Fearless Girl Statue Caught in Further Legal Battle − This Time in Australia
The bronze "Fearless Girl" statue originally appeared in Bowling Green, a small public park in New York City, in 2017, posed in a face off against the Charging Bull statue (Wall Street Bull). The Fearless Girl became a world-famous symbol of diversity and female representation on Wall Street. Presently, the statue's creator, Kristen Visbal, is embroiled in several legal battles with State Street Global Advisors, which purchased the first statue and say they own the sculpture's image and name. State Street commenced suit against Visbal in February 2019, alleging trademark infringement over replicas that Visbal created in London, Oslo and Stevensville, Maryland. It is now challenging a replica that law firm Maurice Blackburn commissioned to display in Melbourne's Federation Square. State Street argues that it originally conceived and launched the project and that Visbal "weakened the message" of the work by selling replicas.

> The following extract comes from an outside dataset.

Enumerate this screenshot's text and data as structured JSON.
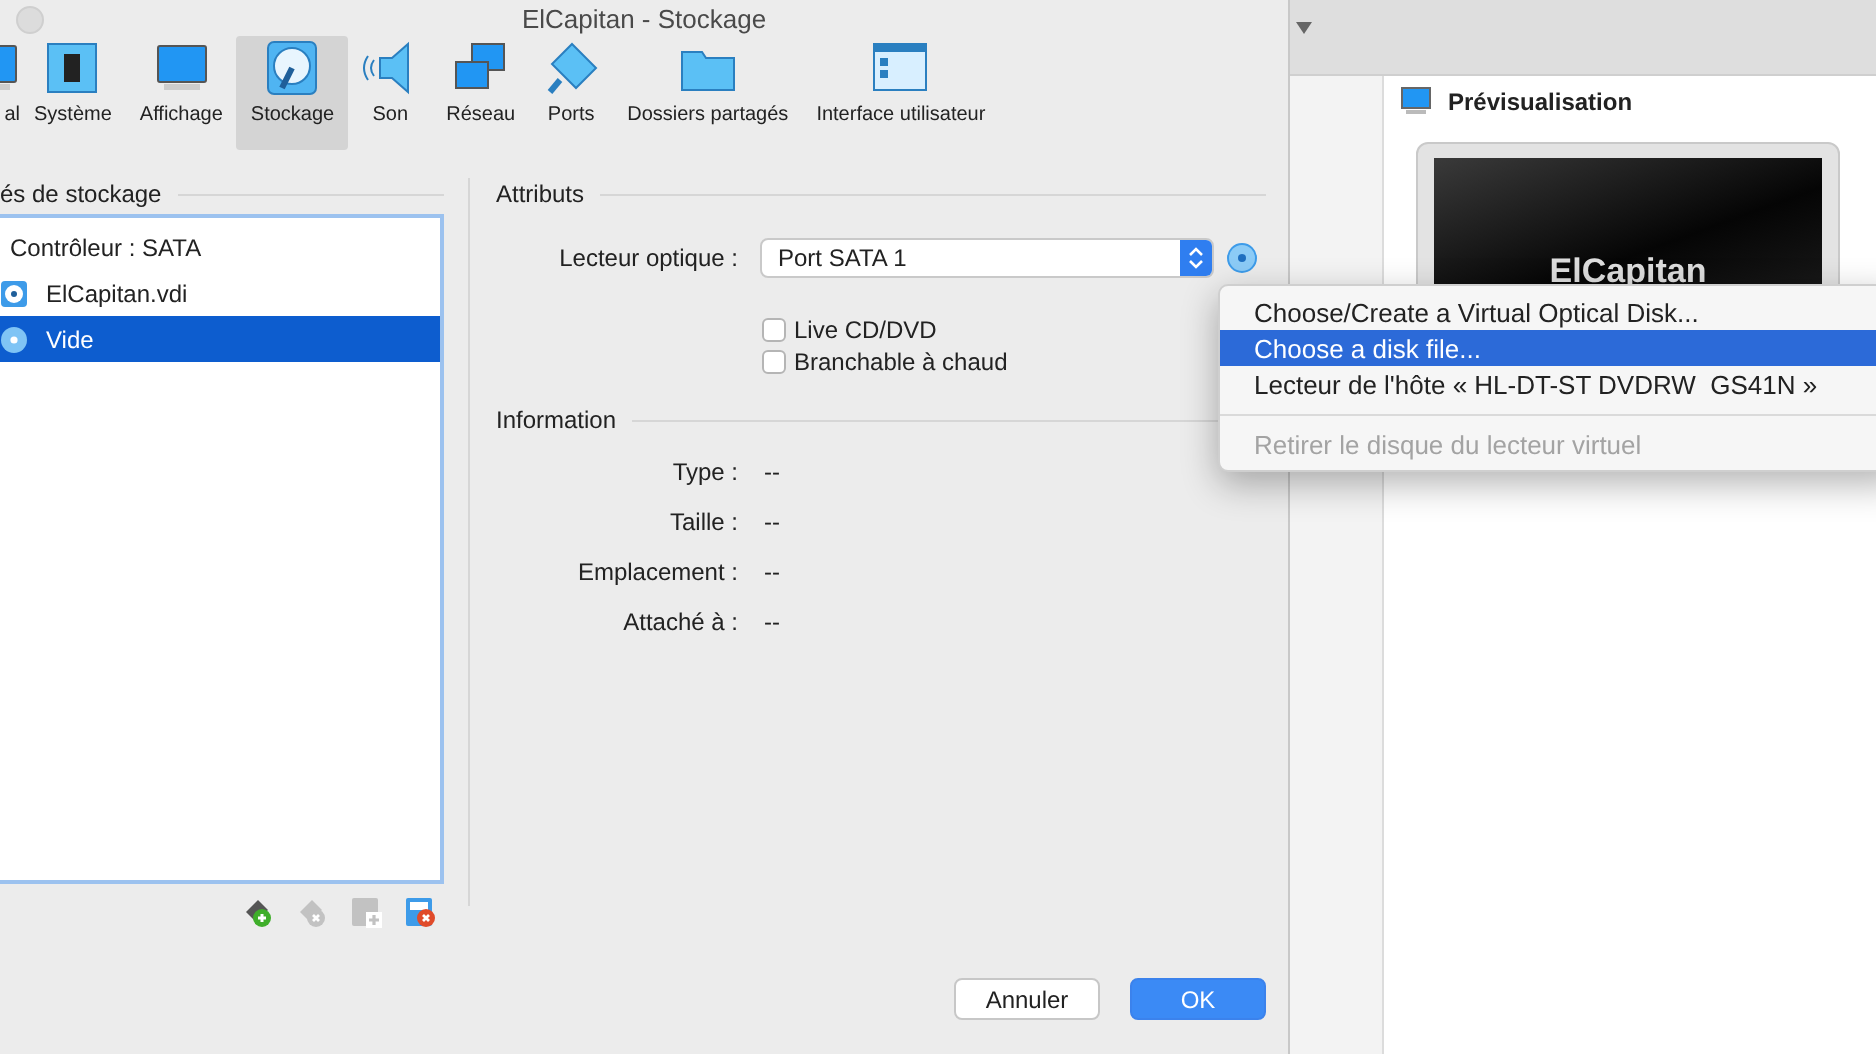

Artnet: The Fierce Legal Battle Over Who Owns 'Fearless Girl' Has Now Re-Emerged Halfway Around the World, in Australia Artsy.net: The firm behind the "Fearless Girl" sculpture sued an Australian company over a reproduction NY Times: Company Behind 'Fearless Girl' Statue Goes to Court Over Replicas Baltimore Museum to Solely Acquire Work by Women Artists in 2020
Citing decades of marginalization of female artists, the Baltimore Museum of Art has announced that it will only acquire works by women artists in 2020. Each of the museum's 22 upcoming exhibitions also will center on women, and 19 of the exhibits will highlight works made exclusively by women, including at least one transgender woman, Zachary Drucker. Prior to this initiative, only 4 percent of the Museum's 95,000 works in its permanent collection were by female artists.
Artnet: The Baltimore Museum Will Exclusively Acquire Work by Women Artists in 2020 in an Effort to 'Rectify Centuries of Imbalance' EUROPE
Turkey's High Court Rules That Kariye Mosque Was Unlawfully Converted into a Museum, Setting Precedent
The Church of St. Savior in Chora outside Istanbul, Turkey, later converted into the Kariye Mosque, was designated a museum by the Turkish government in 1945. Turkey's top administrative court, the Council of State, ruled in November 2019 that the decision to convert the mosque into a museum was unlawful. It is up to Turkey's president to either implement the...